This file contains data from a 2001 quick-response survey, “District Survey of Alternative Schools and Programs” (FRSS 76). The survey was completed by district-level personnel most knowledgeable about alternative schools and programs. These officials were asked about availability of public alternative schools and programs, enrollment, staffing, and services for students at risk of educational failure. Questions covered location of programs, enrollment, procedures for handling exceeded capacity, exit and entry policies and procedures, staffing, curriculum and services offered, and district background information.
|Public Alternative Schools and Programs for Students At Risk of Education Failure: 2000-01
In the past two decades, public concern about violence, weapons, and drugs on elementary and secondary school campuses, balanced with concern about sending disruptive and potentially dangerous students “out on the streets,” has spawned an increased interest in alternative schools and programs. Yet, little research has so far been conducted on alternative education on a national basis. The 2001 “District Survey of Alternative Schools and Programs,” conducted by the National Center for Education Statistics (NCES) through its Fast Response Survey System (FRSS), is the first national study of public alternative schools and programs to provide data on topics related to the availability of public alternative schools and programs, enrollment, staffing, and services. The focus of the study is on alternative schools and programs that serve students who are at risk of educational failure, as indicated by poor grades, truancy, disruptive behavior, suspension, pregnancy, or similar factors associated with early withdrawal from school.
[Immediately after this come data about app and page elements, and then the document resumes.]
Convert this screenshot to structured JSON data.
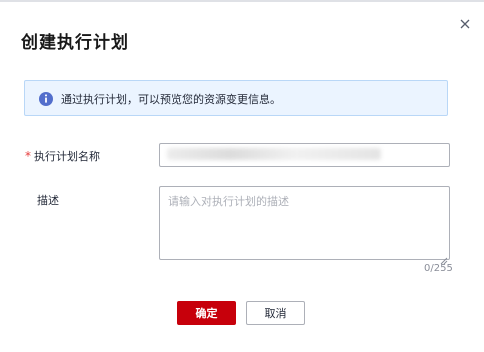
{
  "dialog": {
    "title": "创建执行计划",
    "close_icon": "close-icon",
    "notice": {
      "icon": "info-icon",
      "text": "通过执行计划，可以预览您的资源变更信息。"
    }
  },
  "form": {
    "name": {
      "required_mark": "*",
      "label": "执行计划名称",
      "value": ""
    },
    "description": {
      "label": "描述",
      "placeholder": "请输入对执行计划的描述",
      "counter": "0/255"
    }
  },
  "buttons": {
    "confirm": "确定",
    "cancel": "取消"
  },
  "colors": {
    "primary": "#c7000b",
    "info": "#526ecc",
    "notice_bg": "#ebf4ff",
    "required": "#e63c3c"
  }
}
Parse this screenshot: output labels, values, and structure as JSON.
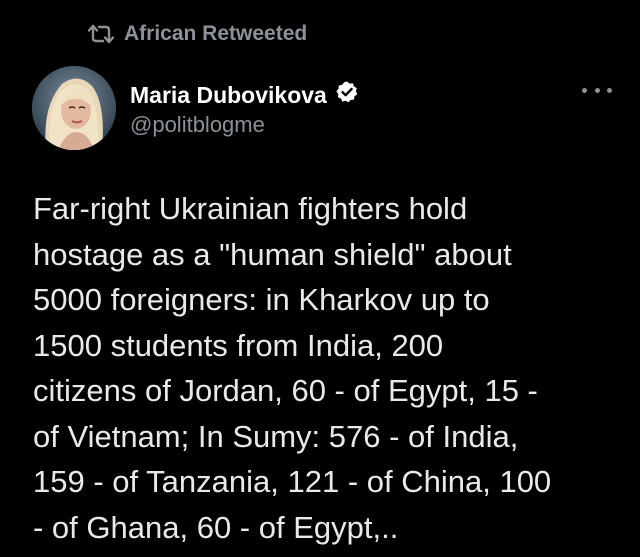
{
  "retweet": {
    "icon": "retweet-icon",
    "label": "African Retweeted"
  },
  "author": {
    "name": "Maria Dubovikova",
    "verified_icon": "verified-badge-icon",
    "handle": "@politblogme",
    "avatar_icon": "avatar"
  },
  "more_icon": "more-options-icon",
  "tweet": {
    "text": "Far-right Ukrainian fighters hold\nhostage as a \"human shield\" about\n5000 foreigners: in Kharkov up to\n1500 students from India, 200\ncitizens of Jordan, 60 - of Egypt, 15 -\nof Vietnam; In Sumy: 576 - of India,\n159 - of Tanzania, 121 - of China, 100\n- of Ghana, 60 - of Egypt,.."
  },
  "colors": {
    "background": "#000000",
    "text": "#e7e9ea",
    "muted": "#8b9197",
    "name": "#ffffff"
  }
}
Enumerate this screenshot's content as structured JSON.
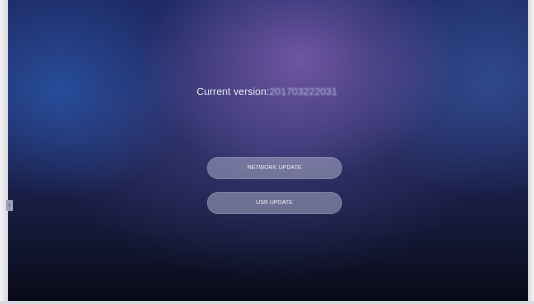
{
  "version": {
    "label": "Current version:",
    "value": "201703222031"
  },
  "buttons": {
    "network_update": "NETWORK UPDATE",
    "usb_update": "USB UPDATE"
  },
  "side_handle": {
    "icon": "chevron-right-icon",
    "glyph": "›"
  },
  "colors": {
    "background_top": "#1d2a66",
    "background_glow": "#7c5caa",
    "background_bottom": "#080a16",
    "button_fill": "#aaacc4",
    "text": "#e9ecf6"
  }
}
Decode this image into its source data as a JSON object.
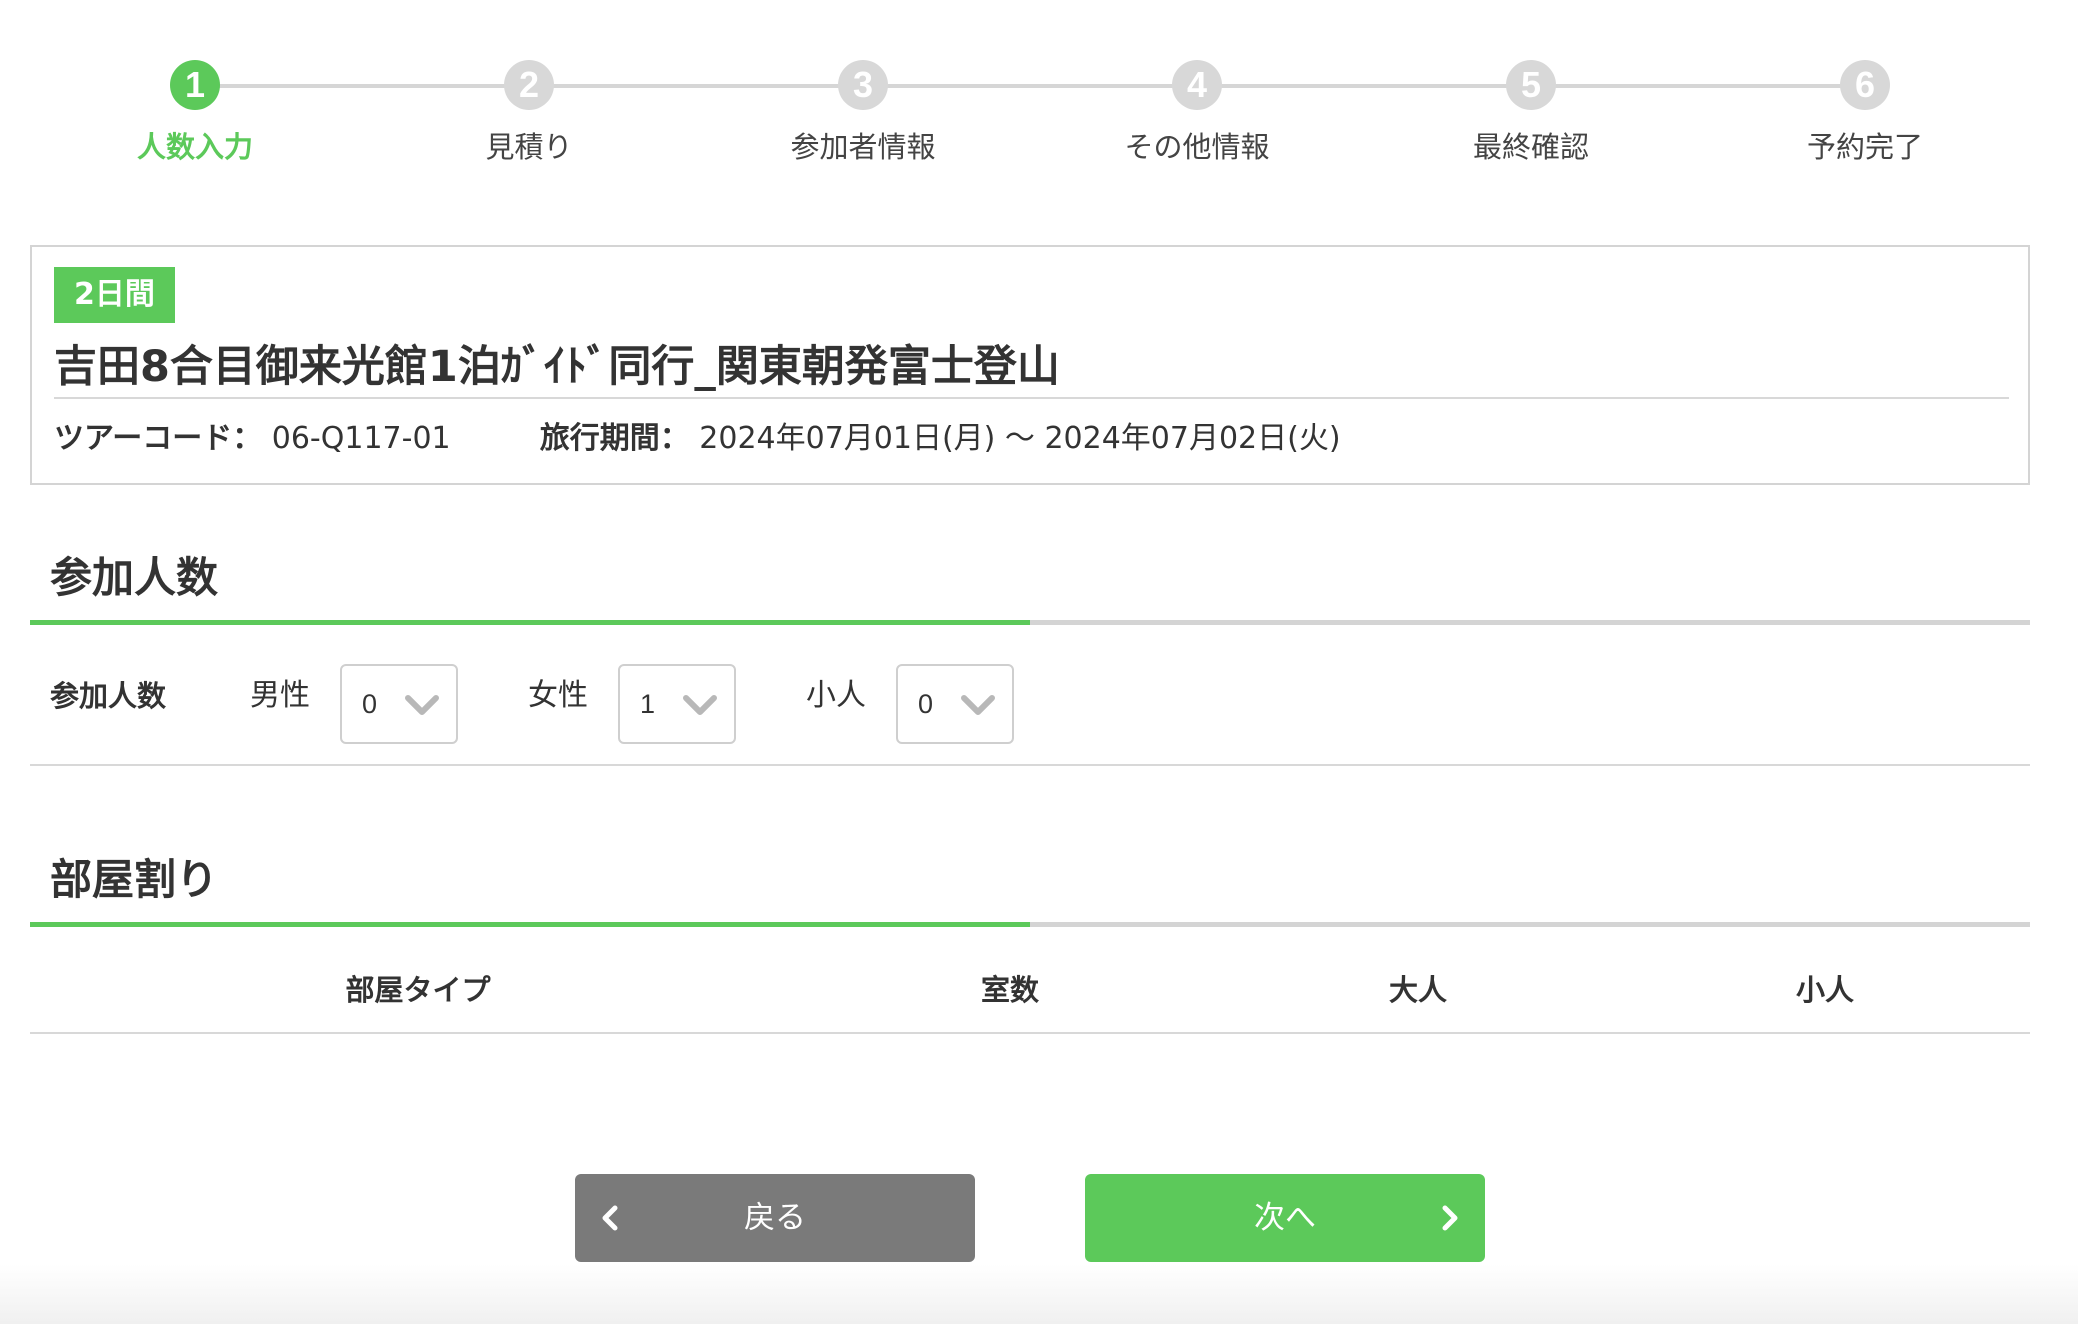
{
  "stepper": {
    "steps": [
      {
        "number": "1",
        "label": "人数入力"
      },
      {
        "number": "2",
        "label": "見積り"
      },
      {
        "number": "3",
        "label": "参加者情報"
      },
      {
        "number": "4",
        "label": "その他情報"
      },
      {
        "number": "5",
        "label": "最終確認"
      },
      {
        "number": "6",
        "label": "予約完了"
      }
    ],
    "current_step": 1,
    "active_color": "#5cc95a",
    "inactive_color": "#d8d8d8"
  },
  "tour": {
    "duration_badge": "2日間",
    "title": "吉田8合目御来光館1泊ｶﾞｲﾄﾞ同行_関東朝発富士登山",
    "code_label": "ツアーコード：",
    "code_value": "06-Q117-01",
    "period_label": "旅行期間：",
    "period_value": "2024年07月01日(月) 〜 2024年07月02日(火)"
  },
  "participants": {
    "section_title": "参加人数",
    "row_label": "参加人数",
    "male_label": "男性",
    "male_value": "0",
    "female_label": "女性",
    "female_value": "1",
    "child_label": "小人",
    "child_value": "0"
  },
  "rooms": {
    "section_title": "部屋割り",
    "columns": [
      "部屋タイプ",
      "室数",
      "大人",
      "小人"
    ]
  },
  "nav": {
    "back_label": "戻る",
    "next_label": "次へ",
    "back_icon": "chevron-left-icon",
    "next_icon": "chevron-right-icon",
    "back_color": "#7a7a7a",
    "next_color": "#5cc95a"
  }
}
The study presents a snapshot of alternative schools and programs for at-risk students during the 2000–01 school year.
1 - 12